So now you know what a personal pitch is, why you need one and when you might use it, let’s get to the good stuff…
How to write an excellent personal pitch.
In total, you’re aiming for a paragraph that takes 30-60 seconds to say out loud.
Focus on 3-5 key messages that you want someone to remember about you – these should form the foundation of your pitch
75% should be outlining your previous experience and career history, the final 25% should focus on why you wanted to reskill and, if you’re at an interview, why this specific company/role is of interest
To outline your experience, focus on achievements and key skills you have developed – these should be transferable skills that are relevant for the role you’d like to move into (for more on assessing your skills and identifying transferable skills, see this article)
Be careful not to use jargon from your previous industry – your personal pitch should be your key facts at their most fundamental level and anyone should be able to understand them
Keep the focus on what you can bring to a role and what you are offering as a candidate.
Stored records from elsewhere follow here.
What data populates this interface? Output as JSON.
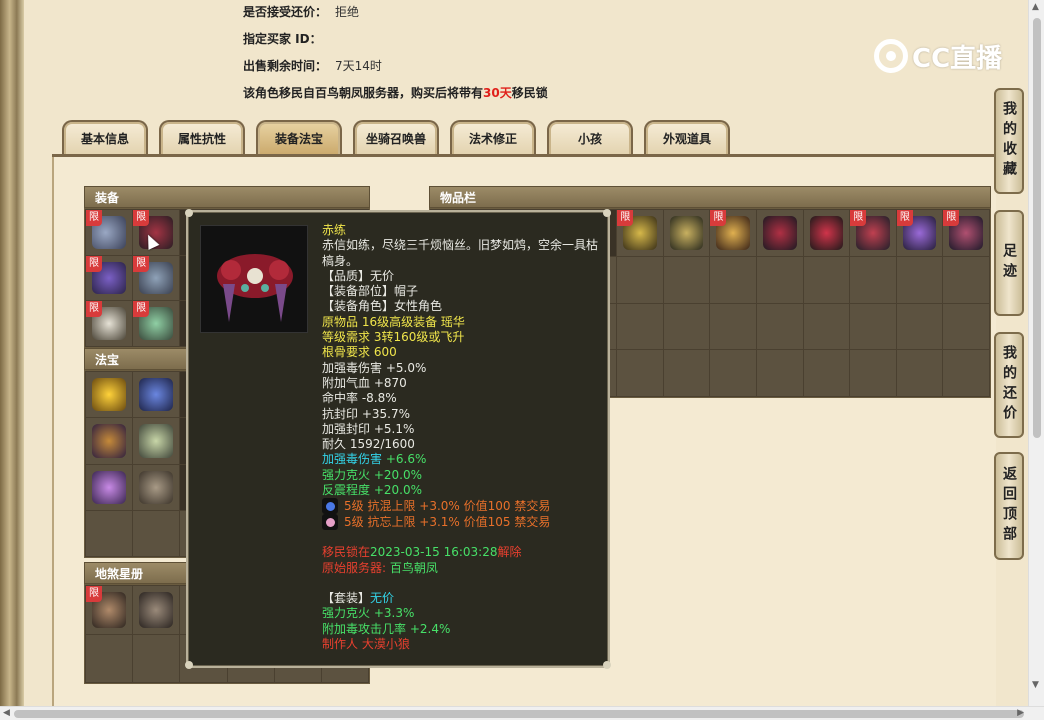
{
  "info": {
    "accept_bargain_label": "是否接受还价：",
    "accept_bargain_value": "拒绝",
    "buyer_id_label": "指定买家 ID：",
    "buyer_id_value": "",
    "remaining_label": "出售剩余时间：",
    "remaining_value": "7天14时",
    "migrate_prefix": "该角色移民自百鸟朝凤服务器，购买后将带有",
    "migrate_days": "30天",
    "migrate_suffix": "移民锁"
  },
  "logo_text": "CC直播",
  "tabs": [
    {
      "label": "基本信息"
    },
    {
      "label": "属性抗性"
    },
    {
      "label": "装备法宝",
      "active": true
    },
    {
      "label": "坐骑召唤兽"
    },
    {
      "label": "法术修正"
    },
    {
      "label": "小孩"
    },
    {
      "label": "外观道具"
    }
  ],
  "sections": {
    "equipment": "装备",
    "inventory": "物品栏",
    "treasure": "法宝",
    "star_book": "地煞星册"
  },
  "limit_badge": "限",
  "side_buttons": {
    "favorites": "我的收藏",
    "footprint": "足迹",
    "my_bargain": "我的还价",
    "back_top": "返回顶部"
  },
  "tooltip": {
    "name": "赤练",
    "desc": "赤信如练，尽绕三千烦恼丝。旧梦如鸩，空余一具枯槁身。",
    "quality": "【品质】无价",
    "slot": "【装备部位】帽子",
    "role": "【装备角色】女性角色",
    "origin": "原物品 16级高级装备 瑶华",
    "level_req": "等级需求 3转160级或飞升",
    "bone_req": "根骨要求 600",
    "lines_white": [
      "加强毒伤害 +5.0%",
      "附加气血 +870",
      "命中率 -8.8%",
      "抗封印 +35.7%",
      "加强封印 +5.1%",
      "耐久 1592/1600"
    ],
    "bonus_cyan_label": "加强毒伤害",
    "bonus_cyan_value": "+6.6%",
    "lines_green": [
      "强力克火 +20.0%",
      "反震程度 +20.0%"
    ],
    "gems": [
      {
        "text": "5级 抗混上限 +3.0% 价值100 禁交易",
        "color": "#4a78e6"
      },
      {
        "text": "5级 抗忘上限 +3.1% 价值105 禁交易",
        "color": "#e6a0c8"
      }
    ],
    "migrate_lock_label": "移民锁在",
    "migrate_lock_time": "2023-03-15 16:03:28",
    "migrate_lock_end": "解除",
    "origin_server_label": "原始服务器:",
    "origin_server_value": "百鸟朝凤",
    "set_label": "【套装】",
    "set_value": "无价",
    "set_lines": [
      "强力克火 +3.3%",
      "附加毒攻击几率 +2.4%"
    ],
    "maker": "制作人 大漠小狼"
  }
}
This isn’t a time for “Please give me a job, I really deserve it”. Think of it more as a time for “I’ve got the skills you’re looking for and I’m a really committed candidate, please give me a job”
Tell them about your goals in reskilling – what is motivating you to do it and what do you want to achieve.